The answer must be one number: how many lines in the data below include the string "migrate".
· · ·
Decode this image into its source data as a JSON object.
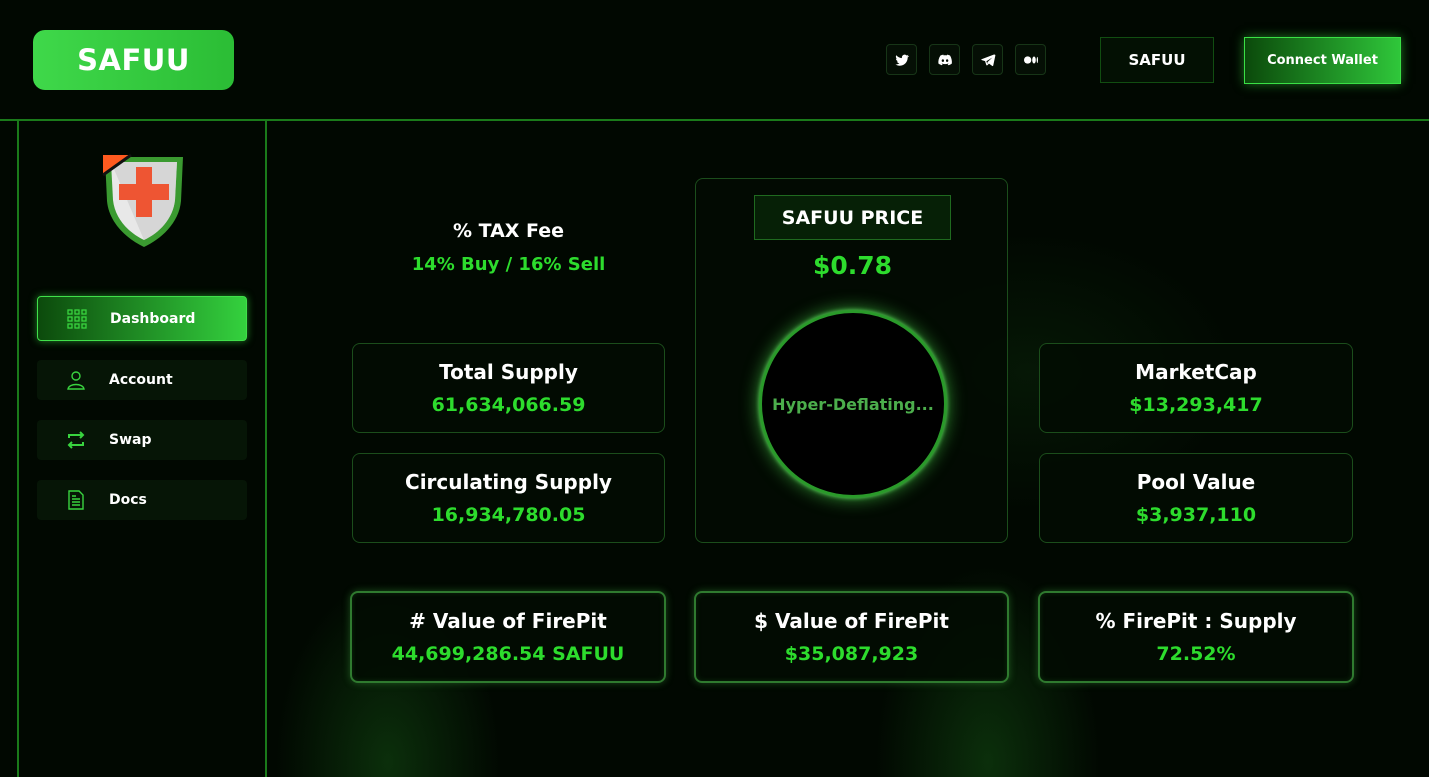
{
  "header": {
    "logo_text": "SAFUU",
    "socials": [
      {
        "name": "twitter-icon"
      },
      {
        "name": "discord-icon"
      },
      {
        "name": "telegram-icon"
      },
      {
        "name": "medium-icon"
      }
    ],
    "token_label": "SAFUU",
    "connect_label": "Connect Wallet"
  },
  "sidebar": {
    "items": [
      {
        "label": "Dashboard",
        "icon": "grid-icon",
        "active": true
      },
      {
        "label": "Account",
        "icon": "user-icon",
        "active": false
      },
      {
        "label": "Swap",
        "icon": "swap-icon",
        "active": false
      },
      {
        "label": "Docs",
        "icon": "document-icon",
        "active": false
      }
    ]
  },
  "dashboard": {
    "tax": {
      "label": "% TAX Fee",
      "value": "14% Buy / 16% Sell"
    },
    "price": {
      "label": "SAFUU PRICE",
      "value": "$0.78",
      "status": "Hyper-Deflating..."
    },
    "total_supply": {
      "label": "Total Supply",
      "value": "61,634,066.59"
    },
    "circulating_supply": {
      "label": "Circulating Supply",
      "value": "16,934,780.05"
    },
    "marketcap": {
      "label": "MarketCap",
      "value": "$13,293,417"
    },
    "pool_value": {
      "label": "Pool Value",
      "value": "$3,937,110"
    },
    "firepit_count": {
      "label": "# Value of FirePit",
      "value": "44,699,286.54 SAFUU"
    },
    "firepit_usd": {
      "label": "$ Value of FirePit",
      "value": "$35,087,923"
    },
    "firepit_ratio": {
      "label": "% FirePit : Supply",
      "value": "72.52%"
    }
  },
  "colors": {
    "accent": "#2ddc2d",
    "border": "#1a7a1a",
    "background": "#010801"
  }
}
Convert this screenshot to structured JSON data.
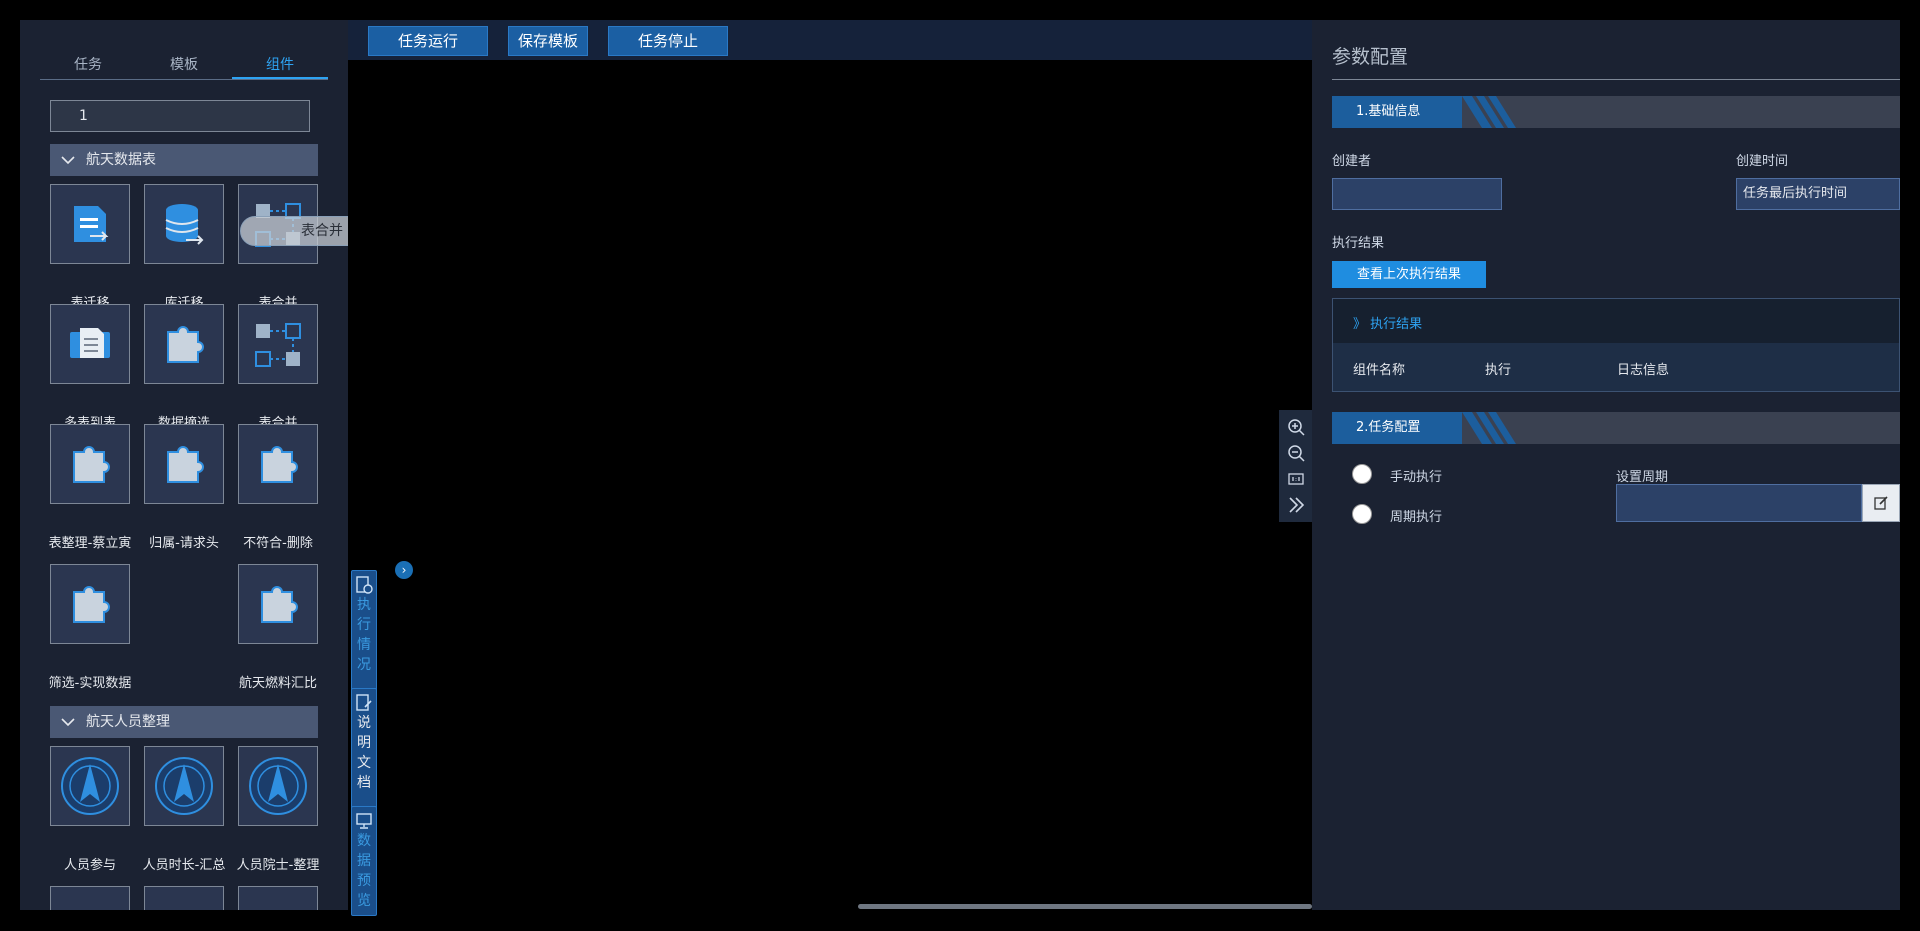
{
  "left_panel": {
    "tabs": [
      {
        "label": "任务"
      },
      {
        "label": "模板"
      },
      {
        "label": "组件"
      }
    ],
    "search_value": "1",
    "groups": [
      {
        "title": "航天数据表"
      },
      {
        "title": "航天人员整理"
      }
    ],
    "components": [
      {
        "label": "表迁移",
        "icon": "table-migrate-icon"
      },
      {
        "label": "库迁移",
        "icon": "database-migrate-icon"
      },
      {
        "label": "表合并",
        "icon": "table-merge-icon"
      },
      {
        "label": "多表到表",
        "icon": "multi-table-icon"
      },
      {
        "label": "数据摘选",
        "icon": "puzzle-icon"
      },
      {
        "label": "表合并",
        "icon": "table-merge-icon"
      },
      {
        "label": "表整理-蔡立寅",
        "icon": "puzzle-icon"
      },
      {
        "label": "归属-请求头",
        "icon": "puzzle-icon"
      },
      {
        "label": "不符合-删除",
        "icon": "puzzle-icon"
      },
      {
        "label": "筛选-实现数据",
        "icon": "puzzle-icon"
      },
      {
        "label": "航天燃料汇比",
        "icon": "puzzle-icon"
      }
    ],
    "people_components": [
      {
        "label": "人员参与",
        "icon": "casc-logo-icon"
      },
      {
        "label": "人员时长-汇总",
        "icon": "casc-logo-icon"
      },
      {
        "label": "人员院士-整理",
        "icon": "casc-logo-icon"
      }
    ],
    "drag_ghost_label": "表合并",
    "tile_overlay_text": "表合"
  },
  "toolbar": {
    "run_label": "任务运行",
    "save_label": "保存模板",
    "stop_label": "任务停止"
  },
  "side_tabs": [
    {
      "chars": [
        "执",
        "行",
        "情",
        "况"
      ]
    },
    {
      "chars": [
        "说",
        "明",
        "文",
        "档"
      ]
    },
    {
      "chars": [
        "数",
        "据",
        "预",
        "览"
      ]
    }
  ],
  "right_panel": {
    "title": "参数配置",
    "section1": "1.基础信息",
    "creator_label": "创建者",
    "creator_value": "",
    "created_time_label": "创建时间",
    "created_time_value": "任务最后执行时间",
    "exec_result_label": "执行结果",
    "view_last_button": "查看上次执行结果",
    "result_box_title": "》 执行结果",
    "result_columns": [
      "组件名称",
      "执行",
      "日志信息"
    ],
    "section2": "2.任务配置",
    "manual_label": "手动执行",
    "periodic_label": "周期执行",
    "period_label": "设置周期",
    "period_value": ""
  },
  "colors": {
    "accent": "#2ea3f2",
    "panel_bg": "#1b2232",
    "section_blue": "#1c5e9d",
    "toolbar_button": "#1b5fa3"
  }
}
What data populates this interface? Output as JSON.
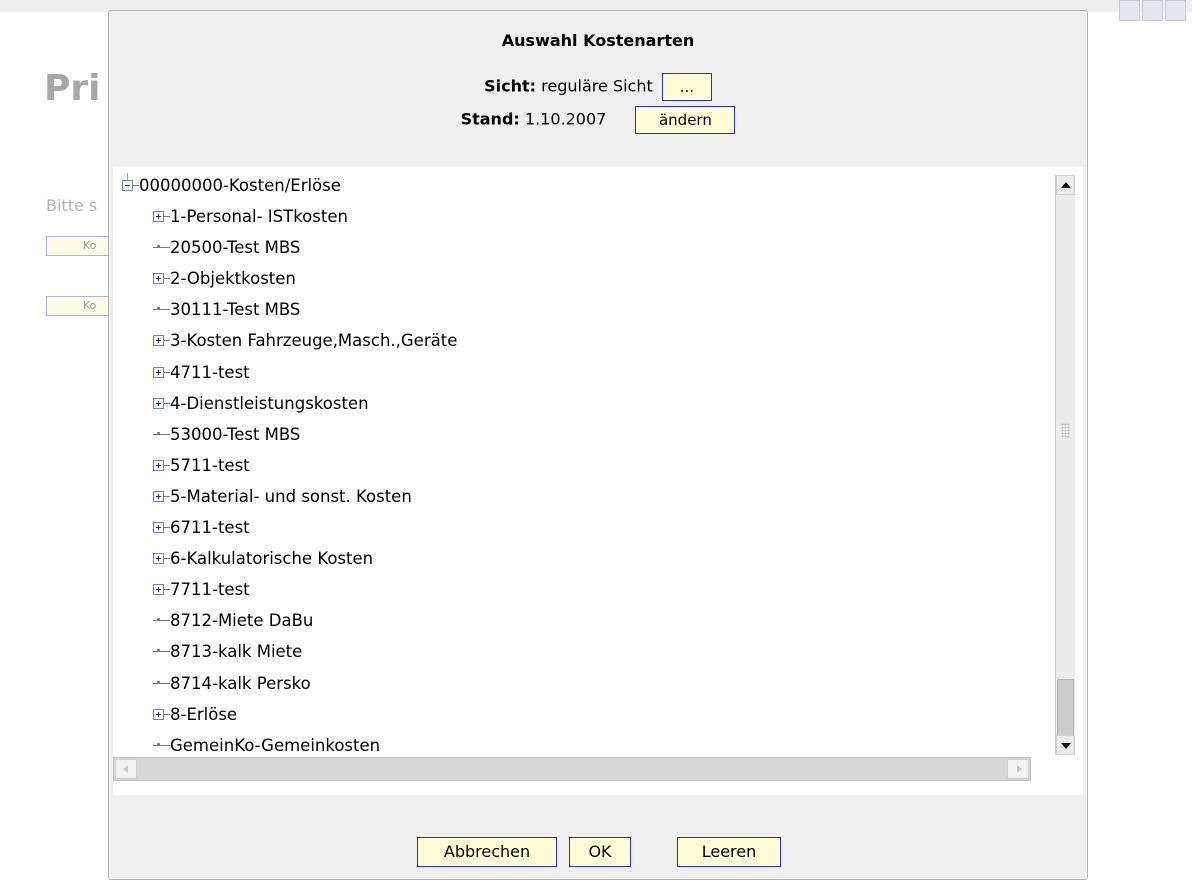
{
  "background": {
    "title": "Pri",
    "hint": "Bitte s",
    "field_buttons": [
      "Ko",
      "Ko"
    ]
  },
  "dialog": {
    "title": "Auswahl Kostenarten",
    "sicht_label": "Sicht:",
    "sicht_value": "reguläre Sicht",
    "sicht_button": "...",
    "stand_label": "Stand:",
    "stand_value": "1.10.2007",
    "stand_button": "ändern"
  },
  "tree": {
    "root": "00000000-Kosten/Erlöse",
    "items": [
      {
        "label": "1-Personal- ISTkosten",
        "expandable": true
      },
      {
        "label": "20500-Test MBS",
        "expandable": false
      },
      {
        "label": "2-Objektkosten",
        "expandable": true
      },
      {
        "label": "30111-Test MBS",
        "expandable": false
      },
      {
        "label": "3-Kosten Fahrzeuge,Masch.,Geräte",
        "expandable": true
      },
      {
        "label": "4711-test",
        "expandable": true
      },
      {
        "label": "4-Dienstleistungskosten",
        "expandable": true
      },
      {
        "label": "53000-Test MBS",
        "expandable": false
      },
      {
        "label": "5711-test",
        "expandable": true
      },
      {
        "label": "5-Material- und sonst. Kosten",
        "expandable": true
      },
      {
        "label": "6711-test",
        "expandable": true
      },
      {
        "label": "6-Kalkulatorische Kosten",
        "expandable": true
      },
      {
        "label": "7711-test",
        "expandable": true
      },
      {
        "label": "8712-Miete DaBu",
        "expandable": false
      },
      {
        "label": "8713-kalk Miete",
        "expandable": false
      },
      {
        "label": "8714-kalk Persko",
        "expandable": false
      },
      {
        "label": "8-Erlöse",
        "expandable": true
      },
      {
        "label": "GemeinKo-Gemeinkosten",
        "expandable": false
      }
    ]
  },
  "footer": {
    "cancel": "Abbrechen",
    "ok": "OK",
    "clear": "Leeren"
  },
  "colors": {
    "button_bg": "#ffffd7",
    "button_border": "#2a2ad6",
    "dialog_bg": "#f0f0f0",
    "tree_bg": "#ffffff",
    "background_text": "#a8a8a8"
  },
  "icons": {
    "expand": "plus-box-icon",
    "collapse": "minus-box-icon",
    "leaf": "tree-leaf-connector-icon"
  }
}
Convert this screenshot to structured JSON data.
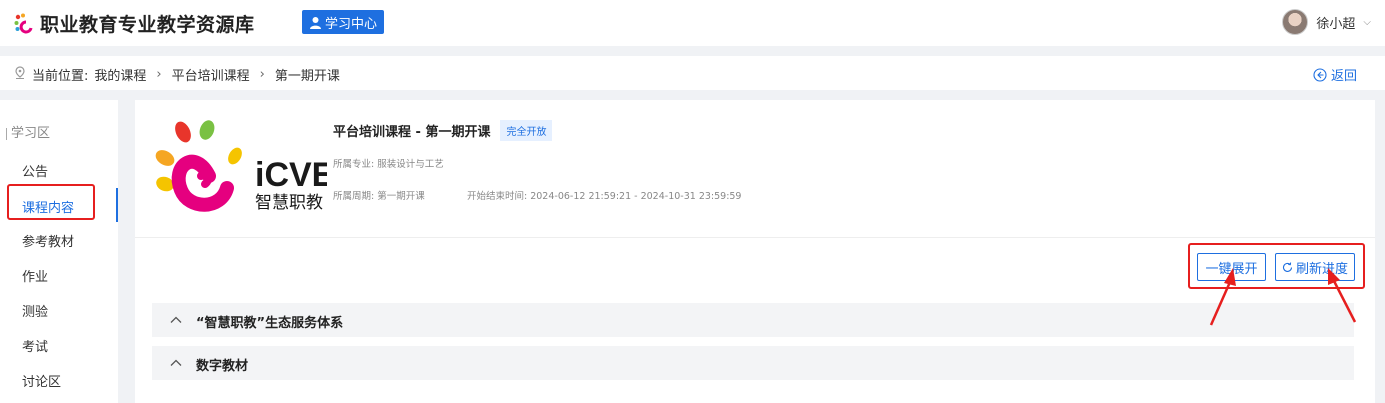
{
  "header": {
    "site_title": "职业教育专业教学资源库",
    "study_center_label": "学习中心",
    "user_name": "徐小超"
  },
  "breadcrumb": {
    "prefix": "当前位置:",
    "items": [
      "我的课程",
      "平台培训课程",
      "第一期开课"
    ],
    "back_label": "返回"
  },
  "sidebar": {
    "section_title": "学习区",
    "items": [
      {
        "label": "公告"
      },
      {
        "label": "课程内容",
        "active": true
      },
      {
        "label": "参考教材"
      },
      {
        "label": "作业"
      },
      {
        "label": "测验"
      },
      {
        "label": "考试"
      },
      {
        "label": "讨论区"
      }
    ]
  },
  "course": {
    "title": "平台培训课程 - 第一期开课",
    "status_tag": "完全开放",
    "major": "所属专业: 服装设计与工艺",
    "period": "所属周期: 第一期开课",
    "time_range": "开始结束时间: 2024-06-12 21:59:21 - 2024-10-31 23:59:59",
    "logo_text_main": "iCVE",
    "logo_text_sub": "智慧职教"
  },
  "actions": {
    "expand_all_label": "一键展开",
    "refresh_progress_label": "刷新进度"
  },
  "sections": [
    {
      "title": "“智慧职教”生态服务体系"
    },
    {
      "title": "数字教材"
    }
  ],
  "colors": {
    "accent": "#1e6fe0",
    "highlight": "#e61f1f"
  }
}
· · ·
* [Answer to the exercise]: 2